Page and application data records
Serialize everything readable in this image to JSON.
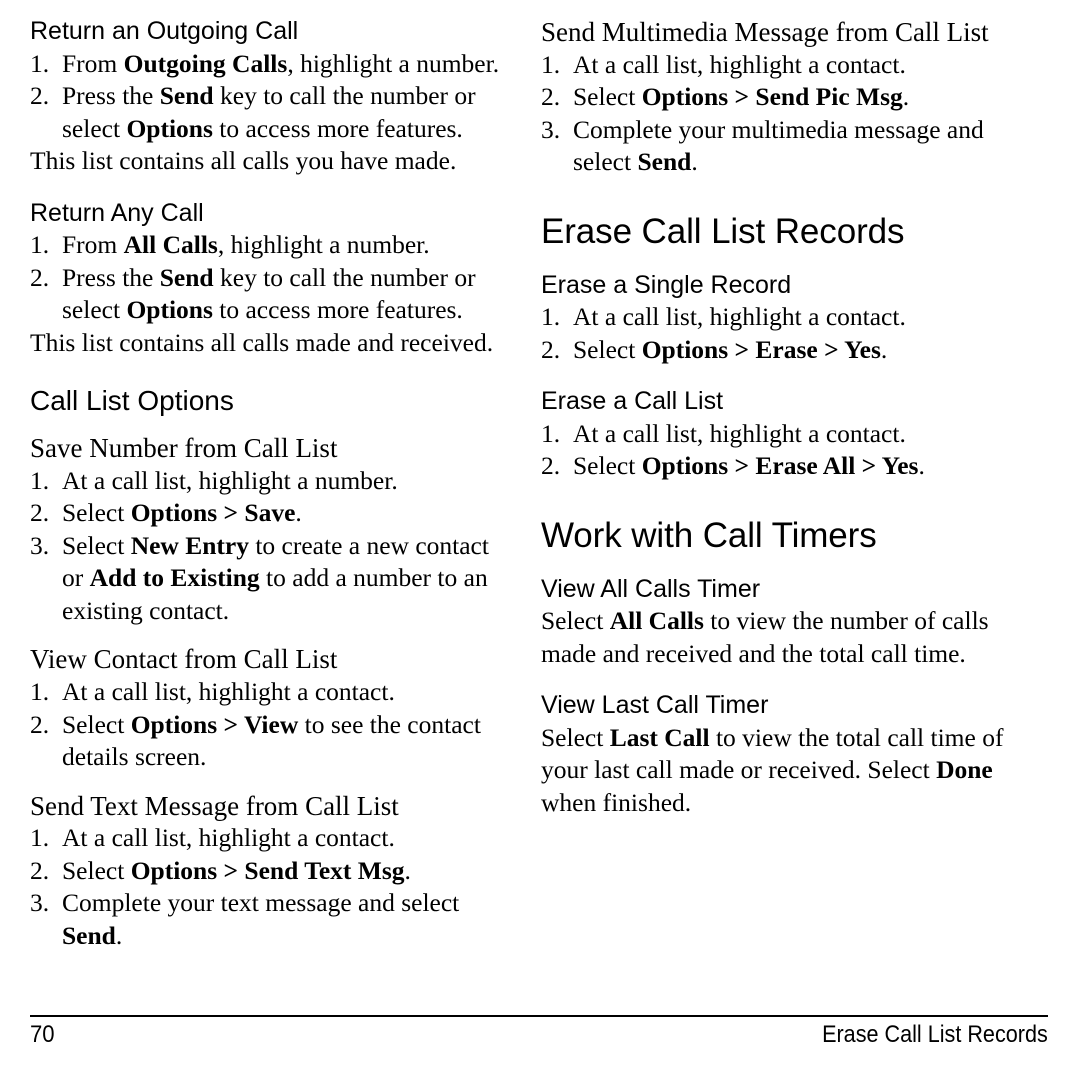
{
  "document": {
    "page_number": "70",
    "running_title": "Erase Call List Records"
  },
  "left_column": {
    "sections": [
      {
        "heading": "Return an Outgoing Call",
        "steps": [
          {
            "num": "1.",
            "text_html": "From <b>Outgoing Calls</b>, highlight a number."
          },
          {
            "num": "2.",
            "text_html": "Press the <b>Send</b> key to call the number or select <b>Options</b> to access more features."
          }
        ],
        "note": "This list contains all calls you have made."
      },
      {
        "heading": "Return Any Call",
        "steps": [
          {
            "num": "1.",
            "text_html": "From <b>All Calls</b>, highlight a number."
          },
          {
            "num": "2.",
            "text_html": "Press the <b>Send</b> key to call the number or select <b>Options</b> to access more features."
          }
        ],
        "note": "This list contains all calls made and received."
      },
      {
        "heading": "Call List Options"
      },
      {
        "heading": "Save Number from Call List",
        "steps": [
          {
            "num": "1.",
            "text_html": "At a call list, highlight a number."
          },
          {
            "num": "2.",
            "text_html": "Select <b>Options &gt; Save</b>."
          },
          {
            "num": "3.",
            "text_html": "Select <b>New Entry</b> to create a new contact or <b>Add to Existing</b> to add a number to an existing contact."
          }
        ]
      },
      {
        "heading": "View Contact from Call List",
        "steps": [
          {
            "num": "1.",
            "text_html": "At a call list, highlight a contact."
          },
          {
            "num": "2.",
            "text_html": "Select <b>Options &gt; View</b> to see the contact details screen."
          }
        ]
      },
      {
        "heading": "Send Text Message from Call List",
        "steps": [
          {
            "num": "1.",
            "text_html": "At a call list, highlight a contact."
          },
          {
            "num": "2.",
            "text_html": "Select <b>Options &gt; Send Text Msg</b>."
          },
          {
            "num": "3.",
            "text_html": "Complete your text message and select <b>Send</b>."
          }
        ]
      }
    ]
  },
  "right_column": {
    "sections": [
      {
        "heading": "Send Multimedia Message from Call List",
        "steps": [
          {
            "num": "1.",
            "text_html": "At a call list, highlight a contact."
          },
          {
            "num": "2.",
            "text_html": "Select <b>Options &gt; Send Pic Msg</b>."
          },
          {
            "num": "3.",
            "text_html": "Complete your multimedia message and select <b>Send</b>."
          }
        ]
      },
      {
        "heading": "Erase Call List Records"
      },
      {
        "heading": "Erase a Single Record",
        "steps": [
          {
            "num": "1.",
            "text_html": "At a call list, highlight a contact."
          },
          {
            "num": "2.",
            "text_html": "Select <b>Options &gt; Erase &gt; Yes</b>."
          }
        ]
      },
      {
        "heading": "Erase a Call List",
        "steps": [
          {
            "num": "1.",
            "text_html": "At a call list, highlight a contact."
          },
          {
            "num": "2.",
            "text_html": "Select <b>Options &gt; Erase All &gt; Yes</b>."
          }
        ]
      },
      {
        "heading": "Work with Call Timers"
      },
      {
        "heading": "View All Calls Timer",
        "body_html": "Select <b>All Calls</b> to view the number of calls made and received and the total call time."
      },
      {
        "heading": "View Last Call Timer",
        "body_html": "Select <b>Last Call</b> to view the total call time of your last call made or received. Select <b>Done</b> when finished."
      }
    ]
  }
}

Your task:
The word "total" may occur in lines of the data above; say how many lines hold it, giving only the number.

Response:
2